Segment Open

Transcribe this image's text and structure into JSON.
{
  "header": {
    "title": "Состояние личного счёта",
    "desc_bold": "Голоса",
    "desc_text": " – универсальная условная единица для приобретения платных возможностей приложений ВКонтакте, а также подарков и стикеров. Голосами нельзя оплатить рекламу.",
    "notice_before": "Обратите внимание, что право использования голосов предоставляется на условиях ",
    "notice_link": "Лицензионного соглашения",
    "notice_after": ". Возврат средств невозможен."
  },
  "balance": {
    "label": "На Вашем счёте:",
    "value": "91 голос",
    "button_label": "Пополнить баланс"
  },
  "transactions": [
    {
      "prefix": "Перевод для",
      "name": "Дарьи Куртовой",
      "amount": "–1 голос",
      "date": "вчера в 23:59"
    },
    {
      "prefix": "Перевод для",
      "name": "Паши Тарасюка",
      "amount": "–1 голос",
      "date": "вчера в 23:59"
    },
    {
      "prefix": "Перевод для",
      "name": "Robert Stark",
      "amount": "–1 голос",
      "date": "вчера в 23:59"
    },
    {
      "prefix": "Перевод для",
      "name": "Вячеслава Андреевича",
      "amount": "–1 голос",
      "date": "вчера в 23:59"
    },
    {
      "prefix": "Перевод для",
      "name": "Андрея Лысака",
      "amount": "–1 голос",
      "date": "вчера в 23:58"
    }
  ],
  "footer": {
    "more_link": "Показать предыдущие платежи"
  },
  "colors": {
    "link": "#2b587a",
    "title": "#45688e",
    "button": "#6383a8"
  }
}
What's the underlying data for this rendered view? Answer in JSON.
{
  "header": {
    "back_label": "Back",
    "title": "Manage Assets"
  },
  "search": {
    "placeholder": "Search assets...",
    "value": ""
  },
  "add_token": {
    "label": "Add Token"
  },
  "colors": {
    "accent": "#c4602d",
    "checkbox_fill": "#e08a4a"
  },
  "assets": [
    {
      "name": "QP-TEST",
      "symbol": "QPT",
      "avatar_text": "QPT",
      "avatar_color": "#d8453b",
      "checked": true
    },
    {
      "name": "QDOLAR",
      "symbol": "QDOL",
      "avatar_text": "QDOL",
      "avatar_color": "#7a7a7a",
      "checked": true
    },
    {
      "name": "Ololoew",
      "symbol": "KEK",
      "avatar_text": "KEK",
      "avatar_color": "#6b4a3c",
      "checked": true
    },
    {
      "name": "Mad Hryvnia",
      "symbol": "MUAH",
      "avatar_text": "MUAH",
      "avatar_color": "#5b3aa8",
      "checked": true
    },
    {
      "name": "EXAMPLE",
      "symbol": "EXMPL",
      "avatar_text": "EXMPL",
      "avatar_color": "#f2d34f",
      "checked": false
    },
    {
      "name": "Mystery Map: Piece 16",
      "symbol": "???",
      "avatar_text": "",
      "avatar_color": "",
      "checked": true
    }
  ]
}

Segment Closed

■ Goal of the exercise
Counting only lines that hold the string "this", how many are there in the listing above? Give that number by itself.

■ Reply
2